The story of a late Fifties Washington D.C. party in which cultures clash.

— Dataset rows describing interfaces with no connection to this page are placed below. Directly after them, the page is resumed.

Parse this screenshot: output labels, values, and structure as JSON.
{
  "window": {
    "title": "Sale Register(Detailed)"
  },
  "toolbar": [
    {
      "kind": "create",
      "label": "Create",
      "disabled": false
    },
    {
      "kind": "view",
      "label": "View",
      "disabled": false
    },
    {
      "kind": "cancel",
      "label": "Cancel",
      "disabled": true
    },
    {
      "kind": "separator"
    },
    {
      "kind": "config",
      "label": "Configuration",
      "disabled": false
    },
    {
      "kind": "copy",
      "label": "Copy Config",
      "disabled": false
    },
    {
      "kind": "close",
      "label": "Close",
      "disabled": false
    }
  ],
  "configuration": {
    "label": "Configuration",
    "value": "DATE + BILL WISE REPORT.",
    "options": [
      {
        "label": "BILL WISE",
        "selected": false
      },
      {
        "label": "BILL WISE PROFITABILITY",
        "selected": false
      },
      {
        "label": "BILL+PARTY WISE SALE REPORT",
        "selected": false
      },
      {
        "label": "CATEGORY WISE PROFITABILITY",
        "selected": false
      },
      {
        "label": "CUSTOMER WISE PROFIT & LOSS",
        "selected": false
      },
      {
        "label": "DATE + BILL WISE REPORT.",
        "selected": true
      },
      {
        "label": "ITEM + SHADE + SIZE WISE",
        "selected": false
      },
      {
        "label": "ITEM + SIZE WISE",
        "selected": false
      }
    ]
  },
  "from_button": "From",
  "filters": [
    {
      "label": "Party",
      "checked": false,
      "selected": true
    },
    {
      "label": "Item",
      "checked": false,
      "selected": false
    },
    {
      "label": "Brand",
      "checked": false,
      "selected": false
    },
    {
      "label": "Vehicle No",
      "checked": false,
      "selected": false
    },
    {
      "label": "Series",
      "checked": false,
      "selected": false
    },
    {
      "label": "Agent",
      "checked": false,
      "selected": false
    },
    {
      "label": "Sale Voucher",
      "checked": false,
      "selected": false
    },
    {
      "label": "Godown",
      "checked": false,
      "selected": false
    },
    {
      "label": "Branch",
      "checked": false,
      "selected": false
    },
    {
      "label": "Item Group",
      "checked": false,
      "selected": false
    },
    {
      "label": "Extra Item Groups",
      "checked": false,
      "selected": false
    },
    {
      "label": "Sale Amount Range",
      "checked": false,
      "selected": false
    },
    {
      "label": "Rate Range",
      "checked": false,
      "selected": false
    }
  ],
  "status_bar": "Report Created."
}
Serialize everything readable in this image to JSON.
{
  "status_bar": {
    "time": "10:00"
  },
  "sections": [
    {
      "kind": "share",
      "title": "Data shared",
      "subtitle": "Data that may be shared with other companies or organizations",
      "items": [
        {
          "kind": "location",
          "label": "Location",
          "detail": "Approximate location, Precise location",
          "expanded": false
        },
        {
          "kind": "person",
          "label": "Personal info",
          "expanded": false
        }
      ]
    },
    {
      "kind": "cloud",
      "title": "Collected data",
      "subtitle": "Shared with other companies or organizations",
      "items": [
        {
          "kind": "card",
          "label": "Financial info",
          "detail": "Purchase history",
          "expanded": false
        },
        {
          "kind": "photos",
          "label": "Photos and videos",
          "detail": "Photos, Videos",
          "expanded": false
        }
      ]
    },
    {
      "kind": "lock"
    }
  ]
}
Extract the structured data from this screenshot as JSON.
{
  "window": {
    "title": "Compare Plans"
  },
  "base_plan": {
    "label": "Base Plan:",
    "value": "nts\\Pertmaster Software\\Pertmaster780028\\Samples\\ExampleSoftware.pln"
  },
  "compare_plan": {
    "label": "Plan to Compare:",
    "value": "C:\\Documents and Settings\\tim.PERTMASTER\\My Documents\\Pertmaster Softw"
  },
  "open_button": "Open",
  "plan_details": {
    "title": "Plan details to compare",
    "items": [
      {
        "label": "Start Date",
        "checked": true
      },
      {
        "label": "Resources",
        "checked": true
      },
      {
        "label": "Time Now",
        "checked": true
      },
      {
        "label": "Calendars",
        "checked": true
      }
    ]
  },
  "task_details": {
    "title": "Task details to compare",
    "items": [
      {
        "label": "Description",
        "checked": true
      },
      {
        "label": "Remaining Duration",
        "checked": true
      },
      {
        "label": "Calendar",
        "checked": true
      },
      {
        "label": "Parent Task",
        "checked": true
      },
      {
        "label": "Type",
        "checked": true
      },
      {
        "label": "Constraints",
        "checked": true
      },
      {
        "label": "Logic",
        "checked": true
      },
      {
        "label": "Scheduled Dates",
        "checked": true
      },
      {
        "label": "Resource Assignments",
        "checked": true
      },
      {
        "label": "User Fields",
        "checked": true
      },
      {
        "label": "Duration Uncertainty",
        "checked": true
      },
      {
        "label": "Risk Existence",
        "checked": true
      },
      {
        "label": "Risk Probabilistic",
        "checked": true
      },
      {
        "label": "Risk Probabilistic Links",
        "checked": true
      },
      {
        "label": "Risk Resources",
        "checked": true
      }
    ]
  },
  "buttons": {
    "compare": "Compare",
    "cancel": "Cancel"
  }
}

Story Review: "Mortality and Mercy in Vienna" was Thomas Pynchon's second published work, appearing in Cornell University's formal literary journal, Epoch, in Spring of 1959. Written while still in college, for some reason he did not include the story in his short fiction collection, Slow Learner (1984). Which is a shame because it's easily as good as any piece in that company. The title comes from a line in an early speech in Shakespeare's Measure for Measure referring both to the powers of life and death and of mercy. Apt and lovely title for this story. Unlike so much of Pynchon's work "Mortality and Mercy in Vienna" is written in a straightforward, quick-reading style. A story that encompasses the carousel of an "absurd, surrealist" party consisting of a fetal pig, Chianti, Kurtz, Seconal, T.S. Eliot, Peter Arno, a Bartok Concerto, and a Klee original. The sort of party in which "you might give absolution or penance, but no practical advice." A party which you want to attend, but might not stay till the end. Apparently written quickly, it's all the better for that as it exists in its natural state before Pynchon had time to gild it with myriad additional layers of his encyclopedic and many-lives-lived knowledge. Available for sale or in PDF on-line, "Mortality and Mercy in Vienna" is well worth seeking out for anyone with an interest in Thomas Pynchon and an entertaining story. [5★]